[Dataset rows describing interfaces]
########################################

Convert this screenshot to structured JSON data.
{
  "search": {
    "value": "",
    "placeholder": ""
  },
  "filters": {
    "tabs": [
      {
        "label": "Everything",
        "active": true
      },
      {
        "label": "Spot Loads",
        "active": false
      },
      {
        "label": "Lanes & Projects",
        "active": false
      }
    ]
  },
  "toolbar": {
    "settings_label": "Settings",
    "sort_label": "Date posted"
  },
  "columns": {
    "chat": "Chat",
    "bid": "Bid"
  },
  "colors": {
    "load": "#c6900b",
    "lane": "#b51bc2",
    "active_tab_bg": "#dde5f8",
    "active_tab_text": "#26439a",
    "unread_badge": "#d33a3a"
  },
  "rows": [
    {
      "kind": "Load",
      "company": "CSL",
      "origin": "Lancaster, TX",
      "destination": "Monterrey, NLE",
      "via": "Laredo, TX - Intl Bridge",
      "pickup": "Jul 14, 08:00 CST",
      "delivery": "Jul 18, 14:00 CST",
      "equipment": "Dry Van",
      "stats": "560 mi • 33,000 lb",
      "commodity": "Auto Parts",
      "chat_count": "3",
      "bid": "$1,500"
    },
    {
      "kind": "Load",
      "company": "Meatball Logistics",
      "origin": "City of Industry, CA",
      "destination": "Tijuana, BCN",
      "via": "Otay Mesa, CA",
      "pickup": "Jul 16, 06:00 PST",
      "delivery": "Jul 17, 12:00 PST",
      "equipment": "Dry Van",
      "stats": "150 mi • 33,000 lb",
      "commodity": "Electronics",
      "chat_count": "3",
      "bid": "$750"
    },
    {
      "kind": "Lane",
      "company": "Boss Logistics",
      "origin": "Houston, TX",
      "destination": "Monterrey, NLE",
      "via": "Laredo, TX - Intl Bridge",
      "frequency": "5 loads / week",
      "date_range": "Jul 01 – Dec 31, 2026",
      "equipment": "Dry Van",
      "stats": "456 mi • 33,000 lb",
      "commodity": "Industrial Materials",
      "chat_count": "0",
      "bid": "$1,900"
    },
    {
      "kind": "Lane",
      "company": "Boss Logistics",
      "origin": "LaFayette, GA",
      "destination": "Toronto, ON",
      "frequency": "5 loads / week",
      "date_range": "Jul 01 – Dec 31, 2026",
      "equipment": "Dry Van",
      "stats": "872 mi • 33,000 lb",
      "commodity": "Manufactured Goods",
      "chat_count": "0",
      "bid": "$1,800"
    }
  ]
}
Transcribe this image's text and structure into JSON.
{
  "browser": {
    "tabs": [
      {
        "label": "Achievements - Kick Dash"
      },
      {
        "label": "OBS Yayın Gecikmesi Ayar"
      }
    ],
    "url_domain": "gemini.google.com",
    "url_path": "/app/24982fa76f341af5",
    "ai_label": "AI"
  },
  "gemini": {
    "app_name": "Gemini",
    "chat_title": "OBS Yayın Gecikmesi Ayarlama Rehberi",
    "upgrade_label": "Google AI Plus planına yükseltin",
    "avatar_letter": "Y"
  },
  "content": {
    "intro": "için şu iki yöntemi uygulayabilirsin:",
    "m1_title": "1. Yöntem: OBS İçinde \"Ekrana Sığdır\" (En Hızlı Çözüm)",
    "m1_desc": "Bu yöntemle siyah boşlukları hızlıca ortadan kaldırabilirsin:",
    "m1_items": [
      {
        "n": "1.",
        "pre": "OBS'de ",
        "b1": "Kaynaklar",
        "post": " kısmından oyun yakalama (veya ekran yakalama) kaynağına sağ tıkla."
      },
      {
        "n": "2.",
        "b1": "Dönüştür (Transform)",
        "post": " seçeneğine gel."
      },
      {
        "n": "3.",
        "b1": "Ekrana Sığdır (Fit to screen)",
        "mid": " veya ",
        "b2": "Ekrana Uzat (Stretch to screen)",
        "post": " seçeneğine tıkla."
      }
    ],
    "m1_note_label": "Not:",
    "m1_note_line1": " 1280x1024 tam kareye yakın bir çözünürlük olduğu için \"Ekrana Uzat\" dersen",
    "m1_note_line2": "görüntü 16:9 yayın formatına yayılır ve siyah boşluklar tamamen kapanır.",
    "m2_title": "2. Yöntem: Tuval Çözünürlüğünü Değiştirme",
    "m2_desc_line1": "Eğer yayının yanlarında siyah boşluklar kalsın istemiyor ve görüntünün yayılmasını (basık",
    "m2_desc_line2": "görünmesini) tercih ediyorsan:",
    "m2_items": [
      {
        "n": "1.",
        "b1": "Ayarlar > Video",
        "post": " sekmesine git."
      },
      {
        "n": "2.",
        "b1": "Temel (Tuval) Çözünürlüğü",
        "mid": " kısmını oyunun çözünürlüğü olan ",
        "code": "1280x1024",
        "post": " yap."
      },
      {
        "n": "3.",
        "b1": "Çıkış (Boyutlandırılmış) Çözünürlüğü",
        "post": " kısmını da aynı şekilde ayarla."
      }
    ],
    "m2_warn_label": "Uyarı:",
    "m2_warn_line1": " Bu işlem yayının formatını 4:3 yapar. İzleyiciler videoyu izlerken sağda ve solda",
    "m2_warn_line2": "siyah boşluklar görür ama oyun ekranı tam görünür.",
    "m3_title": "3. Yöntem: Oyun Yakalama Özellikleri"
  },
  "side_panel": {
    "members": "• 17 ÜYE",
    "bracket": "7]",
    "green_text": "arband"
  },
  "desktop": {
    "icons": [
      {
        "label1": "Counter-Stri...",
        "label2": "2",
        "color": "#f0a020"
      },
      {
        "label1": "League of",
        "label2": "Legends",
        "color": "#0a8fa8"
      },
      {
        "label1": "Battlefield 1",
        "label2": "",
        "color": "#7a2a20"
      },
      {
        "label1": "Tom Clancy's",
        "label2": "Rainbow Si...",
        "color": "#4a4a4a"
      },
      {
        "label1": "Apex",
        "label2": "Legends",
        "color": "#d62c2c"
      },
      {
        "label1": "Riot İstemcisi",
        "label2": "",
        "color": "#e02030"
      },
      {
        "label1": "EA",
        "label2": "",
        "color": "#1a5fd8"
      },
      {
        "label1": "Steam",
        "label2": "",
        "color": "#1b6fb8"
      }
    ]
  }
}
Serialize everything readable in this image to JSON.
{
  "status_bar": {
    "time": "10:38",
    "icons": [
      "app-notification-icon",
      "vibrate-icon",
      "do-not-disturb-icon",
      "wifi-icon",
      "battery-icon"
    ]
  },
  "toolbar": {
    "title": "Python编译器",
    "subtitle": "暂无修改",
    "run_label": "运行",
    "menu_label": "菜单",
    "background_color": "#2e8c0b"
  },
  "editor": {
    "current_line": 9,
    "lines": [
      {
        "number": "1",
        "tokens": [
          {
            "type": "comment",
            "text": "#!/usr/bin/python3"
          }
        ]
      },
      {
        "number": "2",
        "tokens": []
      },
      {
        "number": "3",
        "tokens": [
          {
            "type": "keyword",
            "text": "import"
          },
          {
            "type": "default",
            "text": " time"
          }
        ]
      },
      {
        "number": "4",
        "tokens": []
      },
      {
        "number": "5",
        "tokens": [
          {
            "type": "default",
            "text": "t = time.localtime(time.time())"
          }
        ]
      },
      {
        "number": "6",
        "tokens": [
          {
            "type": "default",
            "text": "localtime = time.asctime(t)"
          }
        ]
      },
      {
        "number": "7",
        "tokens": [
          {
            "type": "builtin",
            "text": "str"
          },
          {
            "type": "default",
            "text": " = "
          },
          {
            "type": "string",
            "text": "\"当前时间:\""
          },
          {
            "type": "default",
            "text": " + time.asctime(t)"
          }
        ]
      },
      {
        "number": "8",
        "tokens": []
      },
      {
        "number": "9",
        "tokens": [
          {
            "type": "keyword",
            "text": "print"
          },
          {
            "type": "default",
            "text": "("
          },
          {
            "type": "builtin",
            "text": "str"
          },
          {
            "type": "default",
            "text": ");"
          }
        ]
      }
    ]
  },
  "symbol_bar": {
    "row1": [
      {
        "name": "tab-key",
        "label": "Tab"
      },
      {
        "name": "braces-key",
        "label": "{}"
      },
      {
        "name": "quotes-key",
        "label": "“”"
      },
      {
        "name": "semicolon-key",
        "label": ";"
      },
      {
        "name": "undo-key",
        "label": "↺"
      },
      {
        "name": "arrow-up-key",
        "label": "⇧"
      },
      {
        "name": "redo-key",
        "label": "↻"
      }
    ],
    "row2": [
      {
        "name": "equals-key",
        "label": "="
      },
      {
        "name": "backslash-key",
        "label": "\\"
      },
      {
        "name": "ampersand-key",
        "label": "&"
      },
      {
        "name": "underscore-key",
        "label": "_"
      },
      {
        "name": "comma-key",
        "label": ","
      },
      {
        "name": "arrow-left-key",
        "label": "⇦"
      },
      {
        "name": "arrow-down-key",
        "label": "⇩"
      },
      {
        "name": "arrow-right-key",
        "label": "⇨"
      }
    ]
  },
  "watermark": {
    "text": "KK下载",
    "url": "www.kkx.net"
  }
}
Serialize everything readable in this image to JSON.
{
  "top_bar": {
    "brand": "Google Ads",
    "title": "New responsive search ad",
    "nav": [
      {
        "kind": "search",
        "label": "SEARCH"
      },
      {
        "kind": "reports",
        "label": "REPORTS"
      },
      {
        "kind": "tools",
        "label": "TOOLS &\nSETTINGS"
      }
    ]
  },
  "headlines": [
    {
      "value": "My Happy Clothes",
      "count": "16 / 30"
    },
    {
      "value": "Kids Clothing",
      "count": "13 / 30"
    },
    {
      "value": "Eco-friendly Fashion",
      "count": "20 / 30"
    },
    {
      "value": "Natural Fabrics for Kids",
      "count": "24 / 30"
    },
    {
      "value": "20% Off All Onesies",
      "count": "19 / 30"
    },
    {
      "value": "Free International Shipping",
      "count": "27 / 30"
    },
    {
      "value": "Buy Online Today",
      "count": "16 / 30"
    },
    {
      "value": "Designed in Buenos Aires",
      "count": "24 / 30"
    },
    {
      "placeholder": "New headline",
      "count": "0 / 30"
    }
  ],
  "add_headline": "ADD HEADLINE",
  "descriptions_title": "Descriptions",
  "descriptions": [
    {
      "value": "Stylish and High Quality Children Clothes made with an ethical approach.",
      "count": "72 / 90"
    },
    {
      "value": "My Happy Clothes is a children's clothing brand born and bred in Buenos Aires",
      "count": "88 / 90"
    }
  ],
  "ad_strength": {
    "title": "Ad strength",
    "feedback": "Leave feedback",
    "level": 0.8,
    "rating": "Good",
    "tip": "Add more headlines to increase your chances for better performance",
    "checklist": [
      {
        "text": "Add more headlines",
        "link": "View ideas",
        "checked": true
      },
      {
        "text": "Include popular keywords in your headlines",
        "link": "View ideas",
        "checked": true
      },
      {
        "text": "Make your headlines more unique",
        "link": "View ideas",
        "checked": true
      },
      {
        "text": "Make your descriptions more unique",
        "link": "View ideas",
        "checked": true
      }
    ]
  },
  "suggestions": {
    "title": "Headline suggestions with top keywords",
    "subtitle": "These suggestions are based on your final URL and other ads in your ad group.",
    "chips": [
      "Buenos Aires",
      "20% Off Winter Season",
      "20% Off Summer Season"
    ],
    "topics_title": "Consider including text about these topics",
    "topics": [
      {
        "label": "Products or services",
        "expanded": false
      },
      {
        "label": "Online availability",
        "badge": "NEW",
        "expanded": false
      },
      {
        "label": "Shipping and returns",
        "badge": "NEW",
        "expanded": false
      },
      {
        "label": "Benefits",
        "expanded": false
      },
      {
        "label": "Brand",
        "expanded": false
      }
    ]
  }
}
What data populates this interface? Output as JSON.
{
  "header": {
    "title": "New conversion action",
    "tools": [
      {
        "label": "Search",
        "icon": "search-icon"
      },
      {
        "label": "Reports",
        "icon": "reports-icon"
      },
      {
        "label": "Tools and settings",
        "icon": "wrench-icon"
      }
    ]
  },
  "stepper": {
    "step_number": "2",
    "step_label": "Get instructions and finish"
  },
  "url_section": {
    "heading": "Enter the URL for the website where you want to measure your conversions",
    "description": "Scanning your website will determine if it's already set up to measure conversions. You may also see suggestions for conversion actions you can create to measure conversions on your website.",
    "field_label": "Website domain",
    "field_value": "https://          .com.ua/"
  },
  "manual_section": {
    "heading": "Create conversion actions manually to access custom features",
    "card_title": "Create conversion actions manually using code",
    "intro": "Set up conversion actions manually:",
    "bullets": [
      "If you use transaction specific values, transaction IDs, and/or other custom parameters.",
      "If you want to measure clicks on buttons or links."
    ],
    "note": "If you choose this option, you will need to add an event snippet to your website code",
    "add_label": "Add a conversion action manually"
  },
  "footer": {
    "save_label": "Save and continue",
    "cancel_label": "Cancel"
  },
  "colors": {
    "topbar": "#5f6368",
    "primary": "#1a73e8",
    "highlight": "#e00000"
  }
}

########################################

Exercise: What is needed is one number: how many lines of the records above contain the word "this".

Task response: 6